Problem to work on: For the string "requests", search the entries below and copy every line where it appears.

Data about app and page elements:
┌──

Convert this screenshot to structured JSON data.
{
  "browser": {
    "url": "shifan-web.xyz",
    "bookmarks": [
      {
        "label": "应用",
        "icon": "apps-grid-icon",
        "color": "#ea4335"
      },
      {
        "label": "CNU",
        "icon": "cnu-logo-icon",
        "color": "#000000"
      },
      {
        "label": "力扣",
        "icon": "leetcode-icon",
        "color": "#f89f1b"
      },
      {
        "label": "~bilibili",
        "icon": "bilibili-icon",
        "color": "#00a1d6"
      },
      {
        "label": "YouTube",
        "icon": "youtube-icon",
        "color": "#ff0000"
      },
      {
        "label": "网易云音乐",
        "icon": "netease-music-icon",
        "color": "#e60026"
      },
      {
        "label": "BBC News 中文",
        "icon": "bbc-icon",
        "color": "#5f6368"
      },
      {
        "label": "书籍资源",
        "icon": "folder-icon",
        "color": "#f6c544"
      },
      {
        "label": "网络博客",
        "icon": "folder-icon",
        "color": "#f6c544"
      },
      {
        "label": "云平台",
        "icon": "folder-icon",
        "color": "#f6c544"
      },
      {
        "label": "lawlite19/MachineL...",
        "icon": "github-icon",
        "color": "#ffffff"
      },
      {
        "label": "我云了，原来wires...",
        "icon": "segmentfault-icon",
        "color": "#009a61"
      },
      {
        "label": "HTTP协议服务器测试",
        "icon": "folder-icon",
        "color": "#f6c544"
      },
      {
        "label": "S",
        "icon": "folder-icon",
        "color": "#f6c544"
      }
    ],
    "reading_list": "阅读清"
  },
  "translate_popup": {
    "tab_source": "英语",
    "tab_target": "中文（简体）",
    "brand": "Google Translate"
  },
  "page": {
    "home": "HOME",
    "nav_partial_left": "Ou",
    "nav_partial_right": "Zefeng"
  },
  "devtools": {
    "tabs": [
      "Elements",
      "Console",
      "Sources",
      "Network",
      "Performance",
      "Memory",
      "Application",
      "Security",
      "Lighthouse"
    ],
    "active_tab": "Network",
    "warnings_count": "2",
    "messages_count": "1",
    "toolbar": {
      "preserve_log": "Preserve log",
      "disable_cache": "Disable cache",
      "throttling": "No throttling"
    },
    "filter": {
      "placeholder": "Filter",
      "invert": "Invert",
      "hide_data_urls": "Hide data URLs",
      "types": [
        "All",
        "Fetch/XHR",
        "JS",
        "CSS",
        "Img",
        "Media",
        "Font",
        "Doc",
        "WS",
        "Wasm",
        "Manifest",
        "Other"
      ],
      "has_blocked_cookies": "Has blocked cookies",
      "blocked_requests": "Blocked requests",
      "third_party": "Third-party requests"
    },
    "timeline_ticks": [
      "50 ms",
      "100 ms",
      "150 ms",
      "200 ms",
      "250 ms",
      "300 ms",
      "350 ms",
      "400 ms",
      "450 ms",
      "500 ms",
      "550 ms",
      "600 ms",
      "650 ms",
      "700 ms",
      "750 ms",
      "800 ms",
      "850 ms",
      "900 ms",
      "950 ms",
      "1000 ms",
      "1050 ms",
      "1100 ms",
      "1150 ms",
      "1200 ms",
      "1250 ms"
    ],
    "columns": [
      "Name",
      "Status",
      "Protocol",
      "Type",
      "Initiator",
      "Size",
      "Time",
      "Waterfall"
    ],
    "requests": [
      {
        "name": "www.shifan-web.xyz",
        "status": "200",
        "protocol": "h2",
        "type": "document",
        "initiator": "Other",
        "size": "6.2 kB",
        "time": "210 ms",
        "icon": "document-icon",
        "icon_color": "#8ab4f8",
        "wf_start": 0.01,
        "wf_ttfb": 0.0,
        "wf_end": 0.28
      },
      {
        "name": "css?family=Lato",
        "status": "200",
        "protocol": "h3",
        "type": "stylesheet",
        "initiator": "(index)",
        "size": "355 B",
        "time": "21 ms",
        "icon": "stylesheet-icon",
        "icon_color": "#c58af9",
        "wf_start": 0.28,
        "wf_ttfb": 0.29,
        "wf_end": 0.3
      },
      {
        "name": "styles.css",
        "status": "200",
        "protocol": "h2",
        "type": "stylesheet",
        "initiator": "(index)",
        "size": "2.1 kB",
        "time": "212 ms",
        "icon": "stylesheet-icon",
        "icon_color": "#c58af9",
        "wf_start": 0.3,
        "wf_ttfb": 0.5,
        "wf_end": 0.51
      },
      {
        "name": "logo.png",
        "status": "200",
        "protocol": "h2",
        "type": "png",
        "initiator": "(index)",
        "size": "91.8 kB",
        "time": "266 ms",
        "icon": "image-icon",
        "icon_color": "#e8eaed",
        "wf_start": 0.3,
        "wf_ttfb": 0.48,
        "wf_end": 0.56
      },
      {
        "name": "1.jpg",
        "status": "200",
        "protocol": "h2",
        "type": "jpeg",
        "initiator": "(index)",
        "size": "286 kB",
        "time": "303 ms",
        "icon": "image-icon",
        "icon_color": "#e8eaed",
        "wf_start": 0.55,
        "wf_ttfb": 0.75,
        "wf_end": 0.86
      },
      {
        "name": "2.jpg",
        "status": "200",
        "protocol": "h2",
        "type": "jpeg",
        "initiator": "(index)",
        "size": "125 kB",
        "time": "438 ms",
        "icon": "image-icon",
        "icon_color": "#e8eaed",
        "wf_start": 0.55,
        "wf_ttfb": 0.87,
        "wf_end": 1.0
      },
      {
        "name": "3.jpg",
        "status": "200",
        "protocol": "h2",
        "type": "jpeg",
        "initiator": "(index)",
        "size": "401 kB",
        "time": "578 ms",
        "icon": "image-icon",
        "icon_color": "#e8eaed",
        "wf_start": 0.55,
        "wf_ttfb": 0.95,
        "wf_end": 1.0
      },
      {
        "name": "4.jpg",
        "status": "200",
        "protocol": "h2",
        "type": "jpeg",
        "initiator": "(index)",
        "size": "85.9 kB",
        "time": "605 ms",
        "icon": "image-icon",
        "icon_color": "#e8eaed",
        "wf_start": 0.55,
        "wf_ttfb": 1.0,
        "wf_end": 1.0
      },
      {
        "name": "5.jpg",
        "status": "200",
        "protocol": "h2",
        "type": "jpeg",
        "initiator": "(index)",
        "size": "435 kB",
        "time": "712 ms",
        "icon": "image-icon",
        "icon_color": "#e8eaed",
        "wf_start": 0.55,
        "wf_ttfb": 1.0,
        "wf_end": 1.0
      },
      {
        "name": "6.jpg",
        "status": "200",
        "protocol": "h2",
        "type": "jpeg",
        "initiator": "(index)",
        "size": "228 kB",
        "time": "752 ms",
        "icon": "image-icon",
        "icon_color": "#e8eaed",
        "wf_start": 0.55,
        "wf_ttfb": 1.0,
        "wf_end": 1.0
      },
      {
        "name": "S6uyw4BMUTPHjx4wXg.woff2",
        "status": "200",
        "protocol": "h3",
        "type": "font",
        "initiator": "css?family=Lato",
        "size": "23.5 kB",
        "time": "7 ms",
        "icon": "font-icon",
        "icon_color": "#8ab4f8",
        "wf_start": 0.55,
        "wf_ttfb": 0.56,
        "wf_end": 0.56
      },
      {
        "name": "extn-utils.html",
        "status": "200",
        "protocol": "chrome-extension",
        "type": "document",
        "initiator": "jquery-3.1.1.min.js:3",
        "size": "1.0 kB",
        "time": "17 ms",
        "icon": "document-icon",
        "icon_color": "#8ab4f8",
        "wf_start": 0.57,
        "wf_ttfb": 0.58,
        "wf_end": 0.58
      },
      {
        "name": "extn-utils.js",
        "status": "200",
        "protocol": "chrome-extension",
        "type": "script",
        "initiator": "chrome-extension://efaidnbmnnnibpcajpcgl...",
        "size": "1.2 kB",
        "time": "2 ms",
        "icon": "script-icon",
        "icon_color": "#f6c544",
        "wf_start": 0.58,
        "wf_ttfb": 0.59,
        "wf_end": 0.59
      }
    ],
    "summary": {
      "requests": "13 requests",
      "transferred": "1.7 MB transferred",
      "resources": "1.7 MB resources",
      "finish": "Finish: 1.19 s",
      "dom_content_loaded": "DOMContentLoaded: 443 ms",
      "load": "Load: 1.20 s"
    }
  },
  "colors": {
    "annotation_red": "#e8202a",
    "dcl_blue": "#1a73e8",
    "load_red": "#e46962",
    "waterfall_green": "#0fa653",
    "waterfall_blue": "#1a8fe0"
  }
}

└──

Exercise solution:
      "blocked_requests": "Blocked requests",
      "third_party": "Third-party requests"
    "requests": [
      "requests": "13 requests",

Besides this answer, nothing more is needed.